July 30th
Steve and JJ arrived from Texas today. After years of hearing my stories and seeing stacks of fish pictures they have finally come up to visit. Steve wants to try and catch a barn door halibut so I made reservations for a fishing charter in the little port village of Homer.

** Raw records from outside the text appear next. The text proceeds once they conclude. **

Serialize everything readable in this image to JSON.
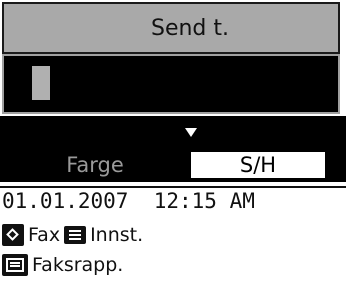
{
  "header": {
    "title": "Send t."
  },
  "entry": {
    "value": ""
  },
  "mode": {
    "left_label": "Farge",
    "right_label": "S/H",
    "selected": "S/H"
  },
  "status": {
    "date": "01.01.2007",
    "time": "12:15 AM"
  },
  "menu": {
    "fax_label": "Fax",
    "settings_label": "Innst.",
    "report_label": "Faksrapp."
  },
  "icons": {
    "start": "diamond-start-icon",
    "menu": "menu-list-icon",
    "report": "fax-report-icon",
    "scroll": "down-arrow-icon"
  }
}
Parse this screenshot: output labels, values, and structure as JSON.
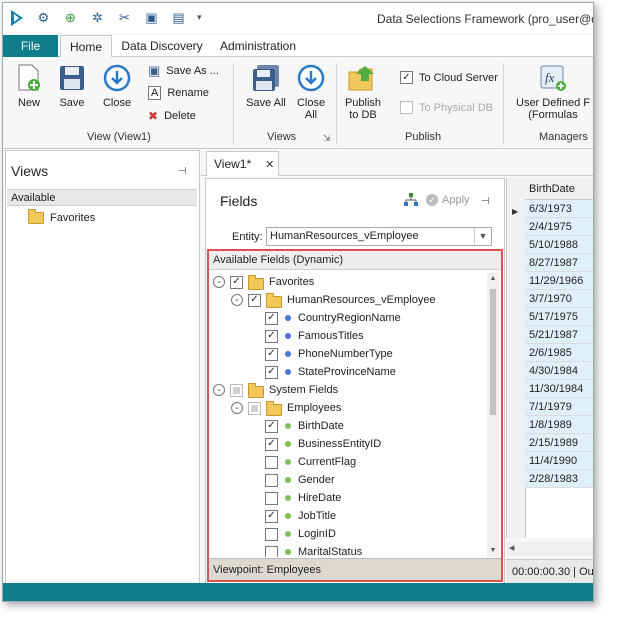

By 6AM the dozen or so blurry-eyed crew that had signed up for this adventure were queued up on the dock waiting their turn to board. Once under way we motored out of the harbor onto the mirror calm waters of the bay and turned south along the beautiful glacier capped mountains of the Kenai Peninsula. Sea otters played and floated effortlessly by on their backs to the joy of the crew. One awestruck gal from Nebraska wondered aloud "What elevation are we at here?" and then, red-faced, realized the answer as the rest of us chuckle. Cameras come alive as a churning ball of orcas, impossible to count, breach and blow and dive with a tail slap as they gorge on a school of some unseen bounty. Try as he might Disney could never conceive an attraction such as this one. As we neared the end of the peninsula where the mountains begin to stair-step into the sea and the waters of the bay joins the north pacific, the wind and waves began to grow and as the boat came alive the atmosphere on board began to change.
The group of Germans that I had seen the night before whooping up a storm in the Salty Dog are the first to head to the rail. I have always wondered what it is about this affliction, which once started seems to spread like the Black Death through a crew of flat-landers. In no time we had a boatload of what Alaskans affectionately refer to as pukers. Today even the ones that put their faith in pills, patches, or prayers fell ill. One unfortunate symptom of the malady is that once you have it, it does not get better. You begin to hope for a quick and painless death. I have seen brave men reduced to begging, blubbering, babies offering to pay for everyone’s trip if only the skipper would return them to shore.
We eventually anchored over a chicken hole on the lee of Ugashak Island and commenced to fish. Even here, out of the worst of the wind, with the boat tethered to the seafloor, she swung and pitched and danced like a hooked Kenai King fighting to set itself free. One by one green gilled fishermen headed for the cabin, emerging occasionally to chum the churning green waters. It was not a pretty sight. With the help of the deckhands, several of us hauled in fish for those that had taken ill so that the trip was not a total loss for the rest of our companions.
The ride back in was no better as the boat plowed through the growing seas with waves now breaking completely over the top and onto the aft deck. Wide-eyed passengers held on white knuckled as the boat climbed and crested and raced down the backside of the twenty-foot waves. Even I began to wonder how far the old tub could list before turning turtle. As we re-entered the shelter of Kachamack Bay the worsening weather made even these protected waters a bone-jarring chop until we reached the mouth of the harbor.
Slowly our vessel pulled alongside the spot from which we departed hours before and the shaken and battered crew emerged from the cabin. Wobbly sea legs clambered to the security of the dock. Color slowly returned to tired faces, and a nervous laughter could be heard as people began to relive what they had just experienced. But then I heard several commenting that they wanted to see if they could find a charter for the next day, in spite of the fact that they were sure just hours before that they were knocking on heavens door. "E" ticket travelers indeed!